The term “silent epidemic” sometimes gets overused in medicine. But, for prescription opioid drugs, the term fits disturbingly well. In 2012, more than 259 million prescriptions were written in the United States for Vicodin, OxyContin, and other opioid painkillers. That equals one bottle of pain pills for every U.S. adult. And here’s an even more distressing statistic: in 2011, overdoses of prescription painkillers, most unintentional, claimed the lives about 17,000 Americans—46 people a day .
The issue isn’t whether opioid painkillers have a role in managing chronic pain, such as that caused by cancer or severe injuries. They do. What’s been lacking is an unbiased review of the scientific literature to examine evidence on the safety of long-term prescription opioid use and the impact of such use on patients’ pain, function, and quality of life. The NIH Office of Disease Prevention (ODP) recently convened an independent panel to conduct such a review, and what it found is eye-opening. People with chronic pain have often been lumped into a single category and treated with generalized approaches, even though very little scientific evidence exists to support this practice.
Based on its review of the literature and scientific research presented at the workshop, the seven-member panel concluded that chronic pain spans a multitude of conditions, presents in different ways, and requires an individualized, evidence-based approach to manage. The workshop was convened by ODP, the NIH Pain Consortium, the National Institute on Drug Abuse (NIDA), and the National Institute of Neurological Disorders and Stroke (NINDS).
Such individualization won’t be easy to achieve.
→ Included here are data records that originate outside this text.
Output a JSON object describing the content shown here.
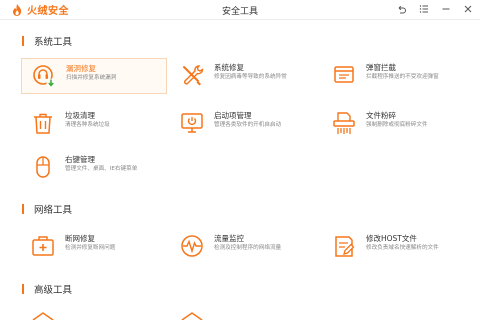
{
  "app": {
    "brand": "火绒安全",
    "window_title": "安全工具"
  },
  "colors": {
    "accent": "#f5761a",
    "active_border": "#f7d7b5",
    "active_bg": "#fffaf4"
  },
  "window_controls": [
    {
      "icon": "restore-icon"
    },
    {
      "icon": "menu-icon"
    },
    {
      "icon": "minimize-icon"
    },
    {
      "icon": "close-icon"
    }
  ],
  "sections": [
    {
      "title": "系统工具",
      "tools": [
        {
          "name": "漏洞修复",
          "desc": "扫描并修复系统漏洞",
          "icon": "vulnerability-fix-icon",
          "active": true
        },
        {
          "name": "系统修复",
          "desc": "修复因病毒等导致的系统异常",
          "icon": "system-repair-icon"
        },
        {
          "name": "弹窗拦截",
          "desc": "拦截程序推送的不受欢迎弹窗",
          "icon": "popup-block-icon"
        },
        {
          "name": "垃圾清理",
          "desc": "清理各种系统垃圾",
          "icon": "trash-icon"
        },
        {
          "name": "启动项管理",
          "desc": "管理各类软件的开机自启动",
          "icon": "startup-icon"
        },
        {
          "name": "文件粉碎",
          "desc": "强制删除或彻底粉碎文件",
          "icon": "file-shred-icon"
        },
        {
          "name": "右键管理",
          "desc": "管理文件、桌面、IE右键菜单",
          "icon": "mouse-icon"
        }
      ]
    },
    {
      "title": "网络工具",
      "tools": [
        {
          "name": "断网修复",
          "desc": "检测并修复断网问题",
          "icon": "network-fix-icon"
        },
        {
          "name": "流量监控",
          "desc": "检测及控制程序的网络流量",
          "icon": "traffic-monitor-icon"
        },
        {
          "name": "修改HOST文件",
          "desc": "修改负责域名快速解析的文件",
          "icon": "host-file-icon"
        }
      ]
    },
    {
      "title": "高级工具",
      "tools": []
    }
  ]
}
The views, opinions and positions expressed by these authors and blogs are theirs and do not necessarily represent that of the Bioethics Research Library and Kennedy Institute of Ethics or Georgetown University.